In the time of Jesus, there were no individuals named 'Peter' ('Cephas' derived from Aramaic kêfâ = rock) until Jesus gave it as a nickname to the apostle Simon bar Jonah. In common parlance, it would be like us giving the name 'rocky' to one who appeared to be either physically or mentally tough. Only later did the word 'Peter' become a personal name.
In verse 16, Simon answers the question asked of all those present: "Who do you say I am?" with "You are the Messiah, the son of the living God." (The terms 'Messiah' and 'son of God' are synonymous. See Mark 14:61.)
In verse 17, Jesus responds with a 'truth' statement. To paraphrase: 'Just as truly as you are Simon the son of Jonah, I am Messiah, the son of God.'
Jesus then follows up by using that most favoured Jewish literary device — the pun, in this case a triplet based on the meaning of Simon's nickname.
Verse 18 and the triple pun...
"You are Petros ('Cephas' derived from Aramaic kêfâ = rock) and on this petra (Aramaic kêfâ = rock), I will build my assembly..."
In Verse 20, Jesus warns all those present not to tell anyone that he was the Messiah. The scene opened at Verse 13 and ended at Verse 20. The entire conversation in between was about the true identity of Jesus. (Note that in the next scene at Verse 23, Jesus calls Simon "Satan" and berates him for being a stumbling 'stone' to Jesus.)
Drawing this argument to a conclusion...
Despite scholarly awareness of 'word-play' as a literary phenomenon in ancient Near Eastern literature, the claim by advocates of Papal Primacy (and others who have little or no knowledge of these literary devices) that Peter himself is the rock is allowed to stand virtually unchallenged, or else challenged for the wrong reasons.
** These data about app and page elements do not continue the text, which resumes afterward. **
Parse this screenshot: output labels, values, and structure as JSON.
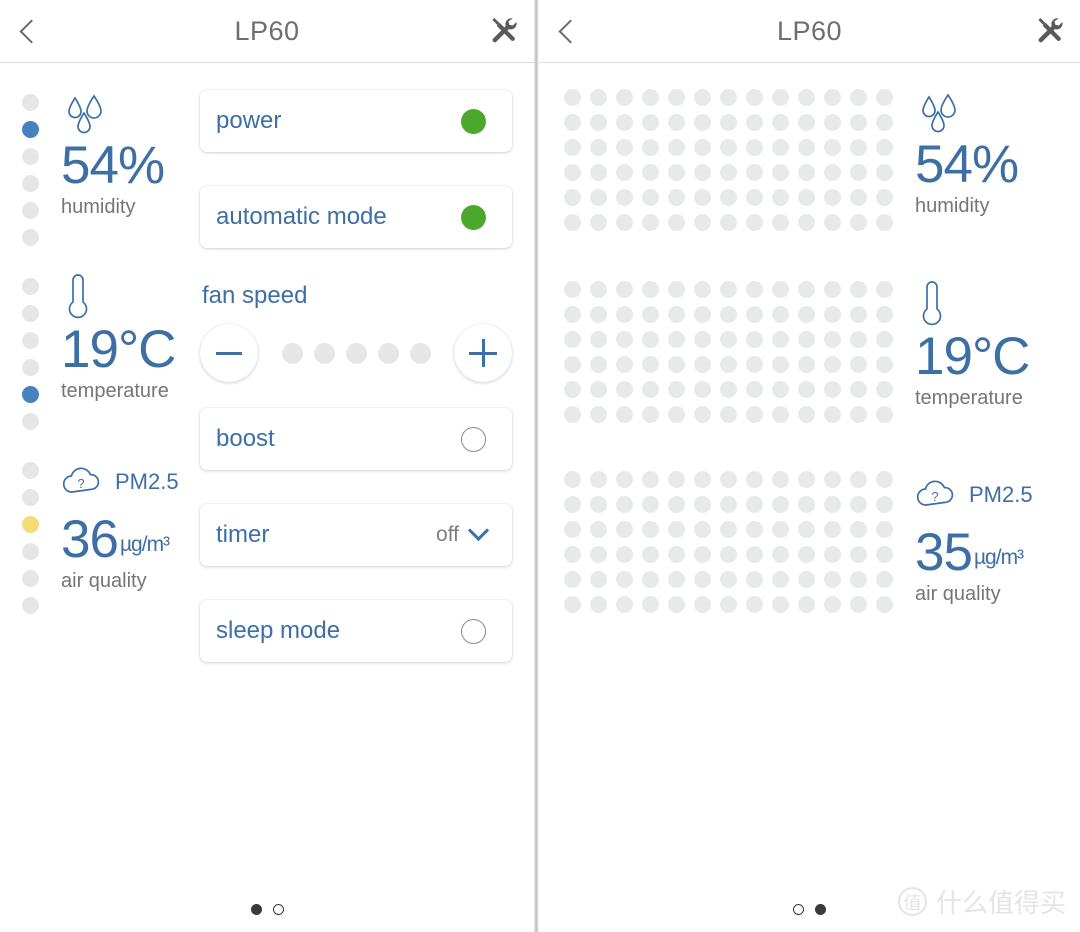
{
  "app": {
    "device_name": "LP60",
    "back_icon": "chevron-left-icon",
    "tools_icon": "tools-wrench-icon"
  },
  "colors": {
    "blue": "#3d6fa5",
    "blue_dot": "#4781c0",
    "green": "#4aa82c",
    "yellow": "#f2dc76",
    "grey_dot": "#e6e6e6",
    "grid_dot": "#e8eaea",
    "label_grey": "#757575"
  },
  "page1": {
    "sensors": [
      {
        "name": "humidity",
        "icon": "water-drops-icon",
        "value": "54",
        "unit": "%",
        "label": "humidity",
        "scale_total": 6,
        "scale_active_index": 1,
        "scale_active_color": "blue"
      },
      {
        "name": "temperature",
        "icon": "thermometer-icon",
        "value": "19",
        "unit": "°C",
        "label": "temperature",
        "scale_total": 6,
        "scale_active_index": 4,
        "scale_active_color": "blue"
      },
      {
        "name": "air-quality",
        "icon": "cloud-question-icon",
        "badge": "PM2.5",
        "value": "36",
        "unit": "µg/m³",
        "label": "air quality",
        "scale_total": 6,
        "scale_active_index": 2,
        "scale_active_color": "yellow"
      }
    ],
    "cards": {
      "power": {
        "label": "power",
        "state": "on"
      },
      "automatic_mode": {
        "label": "automatic mode",
        "state": "on"
      },
      "boost": {
        "label": "boost",
        "state": "off"
      },
      "timer": {
        "label": "timer",
        "value": "off",
        "chevron": "chevron-down-icon"
      },
      "sleep_mode": {
        "label": "sleep mode",
        "state": "off"
      }
    },
    "fan_speed": {
      "title": "fan speed",
      "minus_label": "−",
      "plus_label": "+",
      "steps": 5,
      "current": 0
    },
    "pager": {
      "pages": 2,
      "active": 0
    }
  },
  "page2": {
    "charts": [
      {
        "name": "humidity-history",
        "columns": 13,
        "rows": 6,
        "filled": 0
      },
      {
        "name": "temperature-history",
        "columns": 13,
        "rows": 6,
        "filled": 0
      },
      {
        "name": "air-quality-history",
        "columns": 13,
        "rows": 6,
        "filled": 0
      }
    ],
    "sensors": [
      {
        "name": "humidity",
        "icon": "water-drops-icon",
        "value": "54",
        "unit": "%",
        "label": "humidity"
      },
      {
        "name": "temperature",
        "icon": "thermometer-icon",
        "value": "19",
        "unit": "°C",
        "label": "temperature"
      },
      {
        "name": "air-quality",
        "icon": "cloud-question-icon",
        "badge": "PM2.5",
        "value": "35",
        "unit": "µg/m³",
        "label": "air quality"
      }
    ],
    "pager": {
      "pages": 2,
      "active": 1
    }
  },
  "watermark": {
    "badge": "值",
    "text": "什么值得买"
  }
}
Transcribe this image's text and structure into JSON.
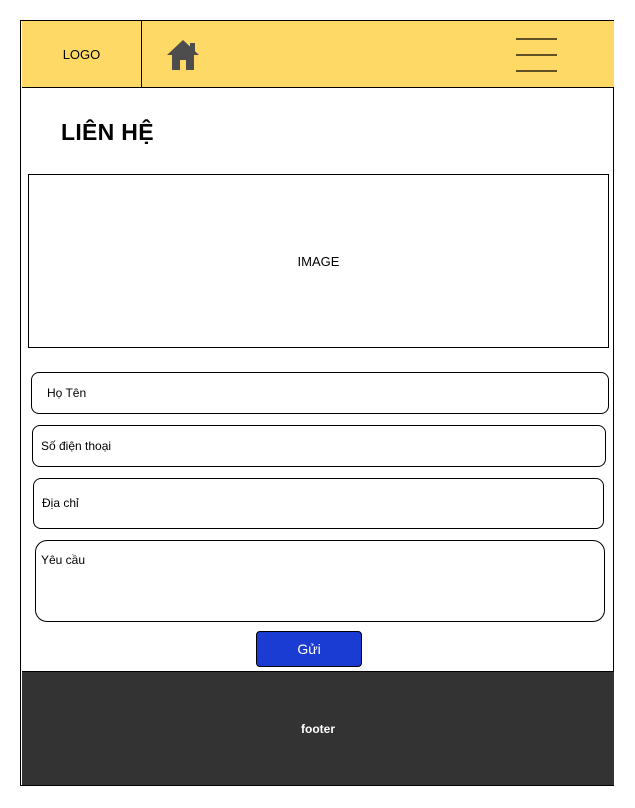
{
  "header": {
    "logo": "LOGO",
    "home_icon": "home-icon",
    "menu_icon": "hamburger-menu-icon",
    "background": "#ffd966"
  },
  "main": {
    "title": "LIÊN HỆ",
    "image_placeholder": "IMAGE",
    "form": {
      "name_placeholder": "Họ Tên",
      "phone_placeholder": "Số điện thoại",
      "address_placeholder": "Địa chỉ",
      "request_placeholder": "Yêu cầu",
      "submit_label": "Gửi",
      "submit_color": "#1b3cd2"
    }
  },
  "footer": {
    "label": "footer",
    "background": "#333333"
  }
}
Those who make the claim lift this statement out of its context within Hebrew 'rock-stone' imagery and ignore the comprehensive New Testament application of this imagery to Jesus.
The advocates of Papal Primacy based on the 'rock = Peter' argument are not only guilty of 'cherry-picking,' i.e. lifting verses out of context, but also are the butt of what must be the greatest cosmic joke in history — Jesus' thoroughly Jewish love of 'word-play' or 'punning,' a classic display of which we have seen in Matthew 16:18.
A Vital Equation: Messiah = son of God = rock = Jesus
The claim that Jesus regarded Simon son of Jonah as this 'rock' is totally preposterous.
Jesus himself is the chief corner-stone, the foundation of a new spiritual Temple built without human hands, the same stone 'eben' (אֶבֶן) of Daniel, that destroyed the kingdoms of the earth and is now the foundation of the kingdom which the God of Heaven is about to set up. All believers in Jesus as the Hebrew Messiah, including Simon nicknamed Peter, are 'rocks-stones' being built up to form this new spiritual Temple.
As I think I've said many times already, the one who sits in the heavens must have an outrageous sense of humour.
Vynette Holliday, 03 Feb 2012
What are your thoughts on this commentary?